“(Capital Projects) are paid out of the general fund, and you have various funding sources,” he said. “While payments come out of the general fund... the budget always anticipated debt as a funding source.”
Despite $4 million in cuts to capital projects and $1.516 million in operating cost cuts by the end of the year, there is still not enough money to cover the projects without the bond. The city used debt to pay itself back for the money it spent on these projects from the general fund, Dombroski said.
“The bond is reflective of capitol projects that have been approved and most have already been completed,” he said. “The city had anticipated using debt as the funding source... we are re-paying the city based upon what was put together in that plan.”
This repayment is what has irked many people, including Scales.
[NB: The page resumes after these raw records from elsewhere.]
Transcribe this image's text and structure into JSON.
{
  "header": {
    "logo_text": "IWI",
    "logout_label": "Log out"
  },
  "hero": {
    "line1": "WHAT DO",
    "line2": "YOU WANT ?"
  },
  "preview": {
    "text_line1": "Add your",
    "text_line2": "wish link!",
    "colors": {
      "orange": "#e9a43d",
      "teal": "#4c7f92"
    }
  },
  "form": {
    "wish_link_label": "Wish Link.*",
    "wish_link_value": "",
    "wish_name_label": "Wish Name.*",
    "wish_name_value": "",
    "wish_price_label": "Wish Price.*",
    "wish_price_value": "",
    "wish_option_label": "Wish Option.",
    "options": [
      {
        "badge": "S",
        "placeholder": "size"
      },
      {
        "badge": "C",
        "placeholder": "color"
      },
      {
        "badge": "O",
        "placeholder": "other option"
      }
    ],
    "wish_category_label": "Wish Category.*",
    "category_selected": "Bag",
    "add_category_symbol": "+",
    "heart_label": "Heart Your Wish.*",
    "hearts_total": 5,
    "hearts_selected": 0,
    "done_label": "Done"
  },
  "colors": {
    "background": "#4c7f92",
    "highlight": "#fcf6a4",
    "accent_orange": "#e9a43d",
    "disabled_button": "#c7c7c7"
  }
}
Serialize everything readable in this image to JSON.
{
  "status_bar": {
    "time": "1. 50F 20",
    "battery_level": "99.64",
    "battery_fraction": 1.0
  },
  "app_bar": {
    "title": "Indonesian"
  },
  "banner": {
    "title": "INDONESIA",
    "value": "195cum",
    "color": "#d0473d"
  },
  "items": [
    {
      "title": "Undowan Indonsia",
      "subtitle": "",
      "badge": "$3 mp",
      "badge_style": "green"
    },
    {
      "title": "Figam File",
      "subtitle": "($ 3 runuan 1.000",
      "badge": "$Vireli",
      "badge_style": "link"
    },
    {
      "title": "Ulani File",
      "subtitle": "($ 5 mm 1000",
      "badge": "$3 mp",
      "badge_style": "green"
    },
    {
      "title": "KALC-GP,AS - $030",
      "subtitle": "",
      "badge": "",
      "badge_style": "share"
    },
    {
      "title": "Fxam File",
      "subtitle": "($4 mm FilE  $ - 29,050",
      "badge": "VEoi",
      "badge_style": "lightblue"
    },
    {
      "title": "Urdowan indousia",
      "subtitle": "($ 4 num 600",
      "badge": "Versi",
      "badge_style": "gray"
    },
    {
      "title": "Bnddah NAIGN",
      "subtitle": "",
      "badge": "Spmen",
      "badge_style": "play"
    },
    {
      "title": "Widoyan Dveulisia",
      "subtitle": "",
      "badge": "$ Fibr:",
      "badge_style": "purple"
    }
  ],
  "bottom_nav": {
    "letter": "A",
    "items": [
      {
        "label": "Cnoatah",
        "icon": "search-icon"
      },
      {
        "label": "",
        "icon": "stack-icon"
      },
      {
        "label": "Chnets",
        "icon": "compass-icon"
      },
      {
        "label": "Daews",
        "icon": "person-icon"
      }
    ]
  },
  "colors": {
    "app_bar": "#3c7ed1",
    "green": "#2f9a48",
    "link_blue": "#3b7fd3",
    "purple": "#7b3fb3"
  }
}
“They are issuing debt to fill their budget hole,” he said. “Instead of making the cuts, they issued bonds. What they did this year is they used the cash for other things. They basically robbed these projects of cash.”
Peters believes that making payment adjustments and issuing debt to cover projects is a sound financial plan given the current financial situation.
“I don’t think the city loses out when it shifts capitol projects from one form of payment to another, the key decision is to avoid borrowing more than necessary and keep expenses under control, the success this year was reducing capital project expenses and reducing borrowing. Deciding to move some capital projects from cash to loan was not in any way harmful to the city’s finances.”
Peters said citizens should look at the proposed councilmanic debt at the beginning of the year compared to what is eventually approved. If approved councilmanic debt is higher than was originally budgeted, then “citizens would have reason to worry.”
But there is more than one way to fund shortfalls besides debt. Even in the final moments before the vote, council members floated revenue-generating ideas such as four-day work weeks for city staff, the selling of city-owned property and waiting on grants that may be coming to the city.
However, with the bond passed all eyes are on the upcoming budget and if councilmanic debt will remained shelved, as has been proposed, for the 2009 fiscal year.
“The reality is, there is no appetite for going into more councilmanic debt, at least not in the current situation,” Snow said.